TASK DIRECTIONS :: Would you go through the records below and copy each line with the string "screenshot"?

THE INPUT ::
== Segment start ==

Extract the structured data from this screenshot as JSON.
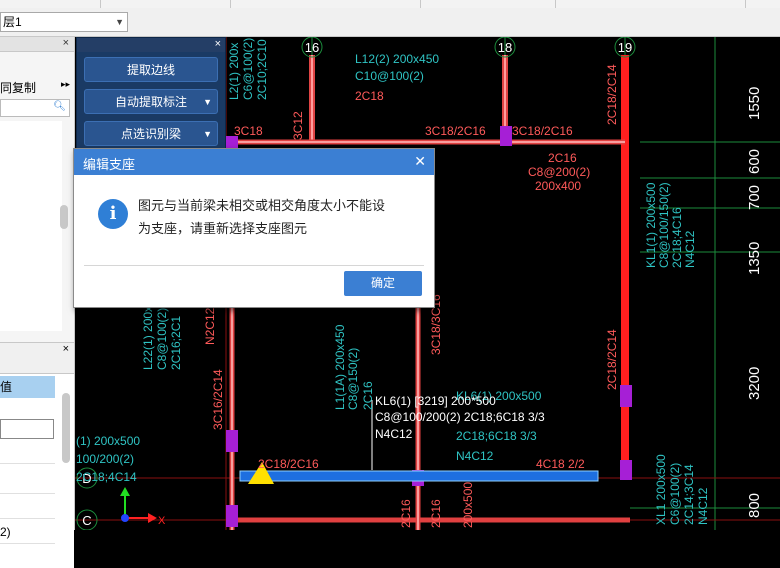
{
  "floor_selector": {
    "value": "层1"
  },
  "left_panel": {
    "copy_label": "同复制",
    "selected_row": "值",
    "row_value": "2)"
  },
  "float_panel": {
    "buttons": [
      {
        "label": "提取边线",
        "has_dropdown": false
      },
      {
        "label": "自动提取标注",
        "has_dropdown": true
      },
      {
        "label": "点选识别梁",
        "has_dropdown": true
      }
    ]
  },
  "dialog": {
    "title": "编辑支座",
    "icon": "info-icon",
    "message_line1": "图元与当前梁未相交或相交角度太小不能设",
    "message_line2": "为支座，请重新选择支座图元",
    "ok_label": "确定"
  },
  "drawing": {
    "axis_labels": {
      "a16": "16",
      "a18": "18",
      "a19": "19",
      "D": "D",
      "C": "C"
    },
    "dimensions": [
      "1550",
      "600",
      "700",
      "1350",
      "3200",
      "800"
    ],
    "texts": {
      "t_l12": "L12(2) 200x450",
      "t_c10": "C10@100(2)",
      "t_2c18": "2C18",
      "t_3c18": "3C18",
      "t_3c18_2c16a": "3C18/2C16",
      "t_3c18_2c16b": "3C18/2C16",
      "t_2c18_2c14": "2C18/2C14",
      "t_2c16": "2C16",
      "t_c8_200": "C8@200(2)",
      "t_200x400": "200x400",
      "t_kl1": "KL1(1) 200x500",
      "t_kl1b": "C8@100/150(2)",
      "t_kl1c": "2C18;4C16",
      "t_n4c12": "N4C12",
      "t_kl6a": "KL6(1) [3219] 200*500",
      "t_kl6b": "C8@100/200(2) 2C18;6C18 3/3",
      "t_kl6c": "N4C12",
      "t_kl_a": "KL6(1) 200x500",
      "t_kl_b": "C8@100/200(2)",
      "t_kl_c": "2C18;6C18 3/3",
      "t_kl_d": "N4C12",
      "t_2c18_2c16": "2C18/2C16",
      "t_4c18": "4C18 2/2",
      "t_l1a": "L1(1A) 200x450",
      "t_l1b": "C8@150(2)",
      "t_l1c": "2C16",
      "t_3c18v": "3C18/3C16",
      "t_3c16_2c14": "3C16/2C14",
      "t_xl1": "XL1 200x500",
      "t_xl1b": "C6@100(2)",
      "t_xl1c": "2C14;3C14",
      "t_xl1d": "N4C12",
      "t_l22": "L22(1) 200x",
      "t_l22b": "C8@100(2)",
      "t_l22c": "2C16;2C1",
      "t_n2c12": "N2C12",
      "t_l200a": "(1) 200x500",
      "t_l200b": "100/200(2)",
      "t_l200c": "2C18;4C14",
      "t_c2c16": "2C16",
      "t_bot1": "2C16",
      "t_bot2": "2C16",
      "t_bot3": "200x500",
      "t_2c18_2c14b": "2C18/2C14",
      "t_2c16v": "2C16",
      "t_l2a": "L2(1) 200x",
      "t_l2b": "C6@100(2)",
      "t_l2c": "2C10;2C10",
      "t_3c12": "3C12",
      "t_ax": "X"
    }
  }
}
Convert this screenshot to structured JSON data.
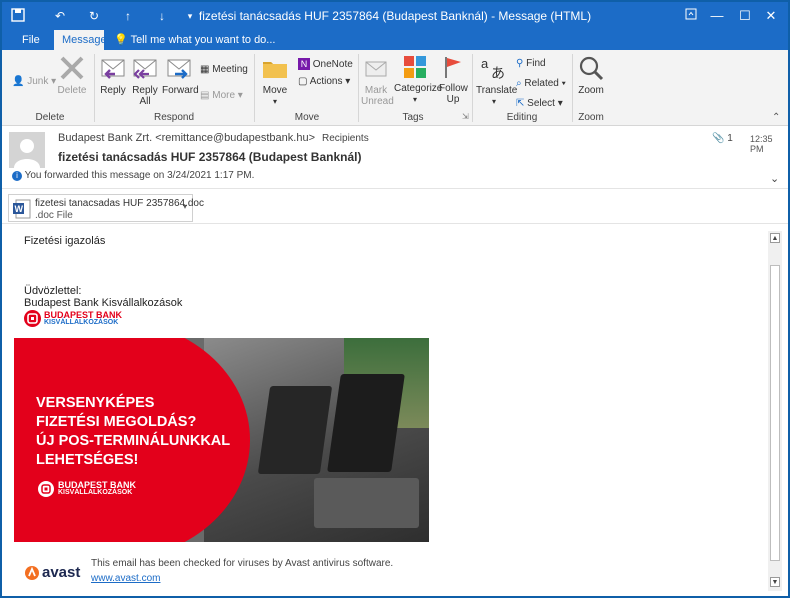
{
  "window": {
    "title": "fizetési tanácsadás HUF 2357864 (Budapest Banknál)  -  Message (HTML)"
  },
  "menu": {
    "file": "File",
    "message": "Message",
    "tell": "Tell me what you want to do..."
  },
  "ribbon": {
    "junk": "Junk",
    "delete": "Delete",
    "reply": "Reply",
    "reply_all": "Reply All",
    "forward": "Forward",
    "meeting": "Meeting",
    "more": "More",
    "move": "Move",
    "onenote": "OneNote",
    "actions": "Actions",
    "mark_unread": "Mark Unread",
    "categorize": "Categorize",
    "follow_up": "Follow Up",
    "translate": "Translate",
    "find": "Find",
    "related": "Related",
    "select": "Select",
    "zoom": "Zoom",
    "groups": {
      "delete": "Delete",
      "respond": "Respond",
      "move": "Move",
      "tags": "Tags",
      "editing": "Editing",
      "zoom": "Zoom"
    }
  },
  "message": {
    "from": "Budapest Bank Zrt. <remittance@budapestbank.hu>",
    "recipients": "Recipients",
    "attach_count": "1",
    "time": "12:35 PM",
    "subject": "fizetési tanácsadás HUF 2357864 (Budapest Banknál)",
    "forwarded": "You forwarded this message on 3/24/2021 1:17 PM."
  },
  "attachment": {
    "name": "fizetesi tanacsadas HUF 2357864.doc",
    "type": ".doc File"
  },
  "body": {
    "line1": "Fizetési igazolás",
    "greeting": "Üdvözlettel:",
    "signature": "Budapest Bank Kisvállalkozások",
    "logo_top": "BUDAPEST BANK",
    "logo_bottom": "KISVÁLLALKOZÁSOK",
    "banner_line1": "VERSENYKÉPES",
    "banner_line2": "FIZETÉSI MEGOLDÁS?",
    "banner_line3": "ÚJ POS-TERMINÁLUNKKAL",
    "banner_line4": "LEHETSÉGES!",
    "banner_logo_top": "BUDAPEST BANK",
    "banner_logo_bottom": "KISVÁLLALKOZÁSOK",
    "avast_text": "This email has been checked for viruses by Avast antivirus software.",
    "avast_link": "www.avast.com",
    "avast_brand": "avast"
  },
  "colors": {
    "accent": "#1c6cc7",
    "brand_red": "#e3001b",
    "avast_orange": "#f36f21"
  }
}
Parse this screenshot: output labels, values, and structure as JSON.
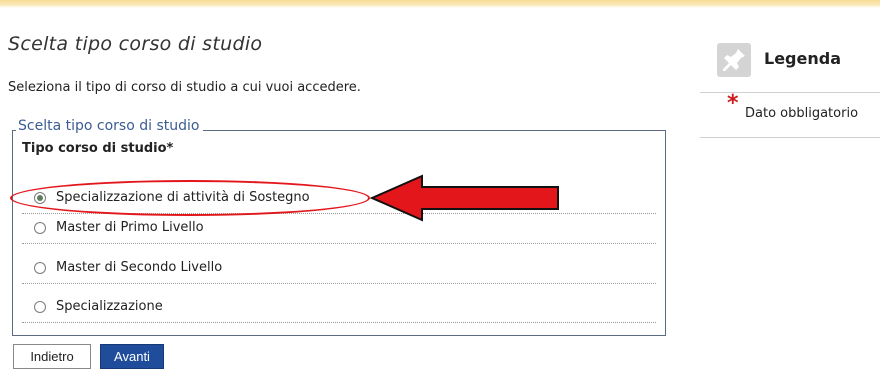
{
  "page": {
    "title": "Scelta tipo corso di studio",
    "description": "Seleziona il tipo di corso di studio a cui vuoi accedere."
  },
  "form": {
    "legend": "Scelta tipo corso di studio",
    "field_label": "Tipo corso di studio*",
    "options": [
      {
        "label": "Specializzazione di attività di Sostegno",
        "selected": true
      },
      {
        "label": "Master di Primo Livello",
        "selected": false
      },
      {
        "label": "Master di Secondo Livello",
        "selected": false
      },
      {
        "label": "Specializzazione",
        "selected": false
      }
    ]
  },
  "buttons": {
    "back_label": "Indietro",
    "next_label": "Avanti"
  },
  "legend_panel": {
    "title": "Legenda",
    "required_marker": "*",
    "required_label": "Dato obbligatorio"
  },
  "annotation": {
    "highlight_color": "#e3161b"
  },
  "colors": {
    "primary_button": "#1f4d9b",
    "legend_text": "#3b5d93",
    "required_star": "#cc1a1a"
  }
}
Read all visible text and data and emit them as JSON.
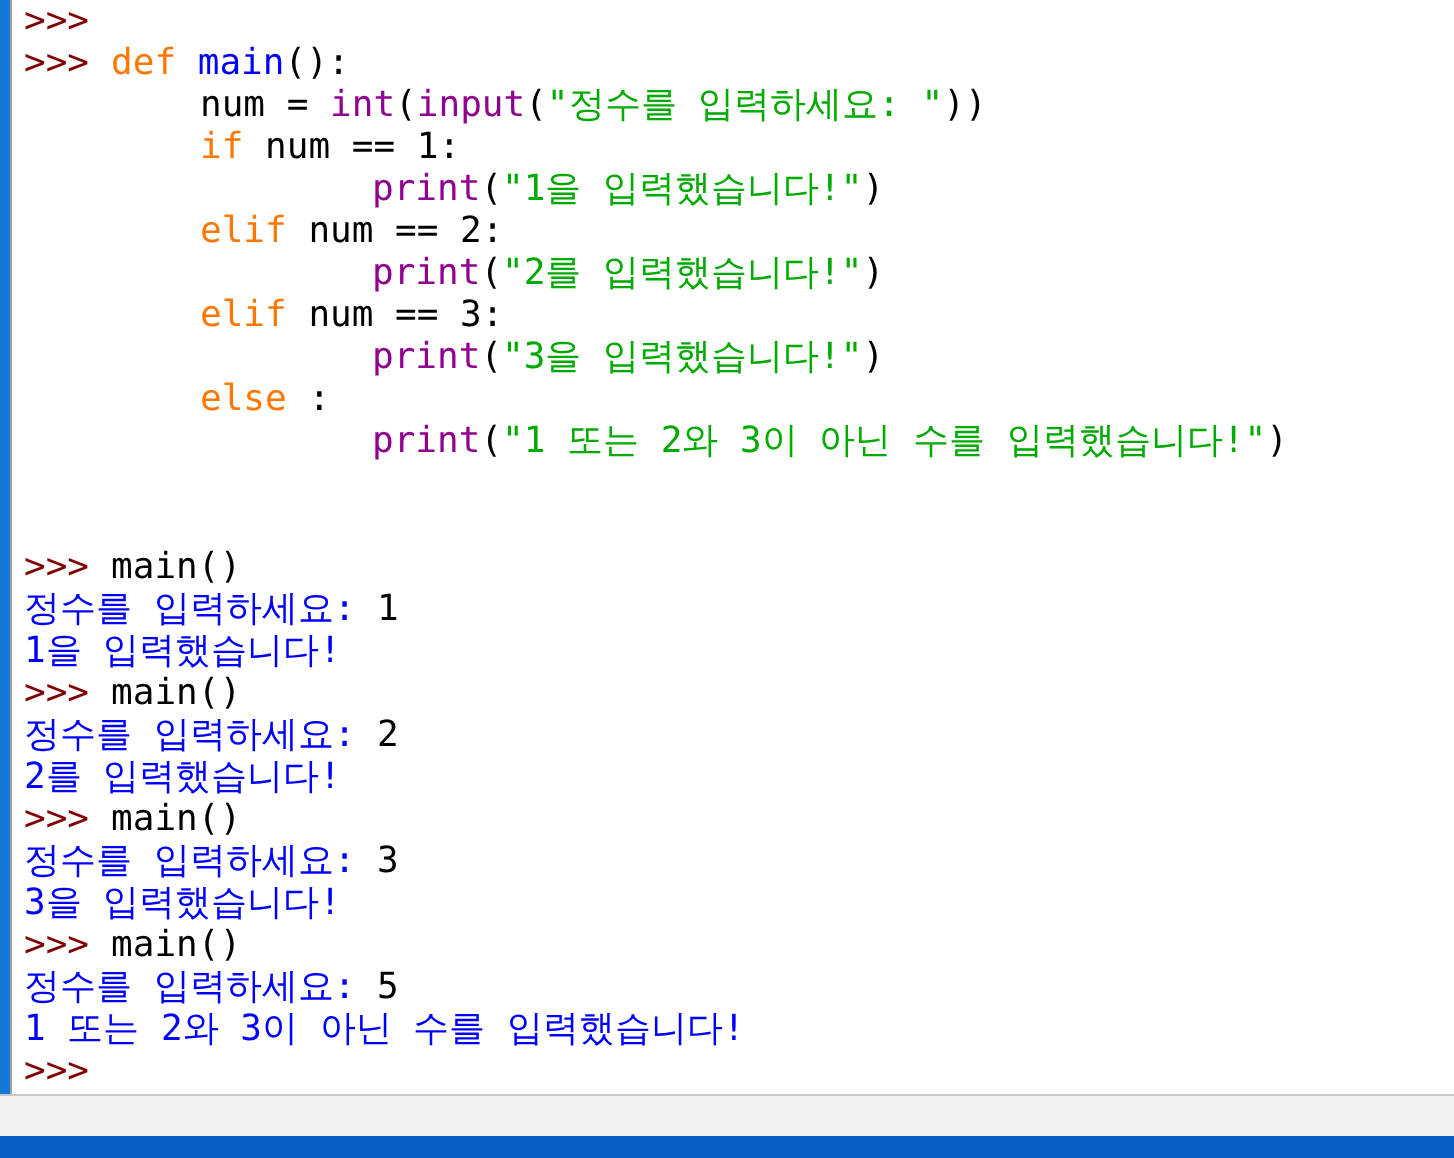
{
  "shell": [
    {
      "prompt": ">>>"
    },
    {
      "prompt": ">>>",
      "segments": [
        {
          "kind": "keyword",
          "text": "def "
        },
        {
          "kind": "defname",
          "text": "main"
        },
        {
          "kind": "plain",
          "text": "():"
        }
      ],
      "children": [
        {
          "segments": [
            {
              "kind": "plain",
              "text": "num = "
            },
            {
              "kind": "builtin",
              "text": "int"
            },
            {
              "kind": "plain",
              "text": "("
            },
            {
              "kind": "builtin",
              "text": "input"
            },
            {
              "kind": "plain",
              "text": "("
            },
            {
              "kind": "string",
              "text": "\"정수를 입력하세요: \""
            },
            {
              "kind": "plain",
              "text": "))"
            }
          ]
        },
        {
          "segments": [
            {
              "kind": "keyword",
              "text": "if"
            },
            {
              "kind": "plain",
              "text": " num == 1:"
            }
          ],
          "children": [
            {
              "segments": [
                {
                  "kind": "builtin",
                  "text": "print"
                },
                {
                  "kind": "plain",
                  "text": "("
                },
                {
                  "kind": "string",
                  "text": "\"1을 입력했습니다!\""
                },
                {
                  "kind": "plain",
                  "text": ")"
                }
              ]
            }
          ]
        },
        {
          "segments": [
            {
              "kind": "keyword",
              "text": "elif"
            },
            {
              "kind": "plain",
              "text": " num == 2:"
            }
          ],
          "children": [
            {
              "segments": [
                {
                  "kind": "builtin",
                  "text": "print"
                },
                {
                  "kind": "plain",
                  "text": "("
                },
                {
                  "kind": "string",
                  "text": "\"2를 입력했습니다!\""
                },
                {
                  "kind": "plain",
                  "text": ")"
                }
              ]
            }
          ]
        },
        {
          "segments": [
            {
              "kind": "keyword",
              "text": "elif"
            },
            {
              "kind": "plain",
              "text": " num == 3:"
            }
          ],
          "children": [
            {
              "segments": [
                {
                  "kind": "builtin",
                  "text": "print"
                },
                {
                  "kind": "plain",
                  "text": "("
                },
                {
                  "kind": "string",
                  "text": "\"3을 입력했습니다!\""
                },
                {
                  "kind": "plain",
                  "text": ")"
                }
              ]
            }
          ]
        },
        {
          "segments": [
            {
              "kind": "keyword",
              "text": "else"
            },
            {
              "kind": "plain",
              "text": " :"
            }
          ],
          "children": [
            {
              "segments": [
                {
                  "kind": "builtin",
                  "text": "print"
                },
                {
                  "kind": "plain",
                  "text": "("
                },
                {
                  "kind": "string",
                  "text": "\"1 또는 2와 3이 아닌 수를 입력했습니다!\""
                },
                {
                  "kind": "plain",
                  "text": ")"
                }
              ]
            }
          ]
        }
      ]
    },
    {
      "prompt": ">>>",
      "segments": [
        {
          "kind": "plain",
          "text": "main()"
        }
      ]
    },
    {
      "segments": [
        {
          "kind": "stdout",
          "text": "정수를 입력하세요: "
        },
        {
          "kind": "plain",
          "text": "1"
        }
      ]
    },
    {
      "segments": [
        {
          "kind": "stdout",
          "text": "1을 입력했습니다!"
        }
      ]
    },
    {
      "prompt": ">>>",
      "segments": [
        {
          "kind": "plain",
          "text": "main()"
        }
      ]
    },
    {
      "segments": [
        {
          "kind": "stdout",
          "text": "정수를 입력하세요: "
        },
        {
          "kind": "plain",
          "text": "2"
        }
      ]
    },
    {
      "segments": [
        {
          "kind": "stdout",
          "text": "2를 입력했습니다!"
        }
      ]
    },
    {
      "prompt": ">>>",
      "segments": [
        {
          "kind": "plain",
          "text": "main()"
        }
      ]
    },
    {
      "segments": [
        {
          "kind": "stdout",
          "text": "정수를 입력하세요: "
        },
        {
          "kind": "plain",
          "text": "3"
        }
      ]
    },
    {
      "segments": [
        {
          "kind": "stdout",
          "text": "3을 입력했습니다!"
        }
      ]
    },
    {
      "prompt": ">>>",
      "segments": [
        {
          "kind": "plain",
          "text": "main()"
        }
      ]
    },
    {
      "segments": [
        {
          "kind": "stdout",
          "text": "정수를 입력하세요: "
        },
        {
          "kind": "plain",
          "text": "5"
        }
      ]
    },
    {
      "segments": [
        {
          "kind": "stdout",
          "text": "1 또는 2와 3이 아닌 수를 입력했습니다!"
        }
      ]
    },
    {
      "prompt": ">>>"
    }
  ]
}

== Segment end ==

EXERCISE RESULT ::
Extract the structured data from this screenshot as JSON.
Convert this screenshot to structured JSON data.
Parse this screenshot: output labels, values, and structure as JSON.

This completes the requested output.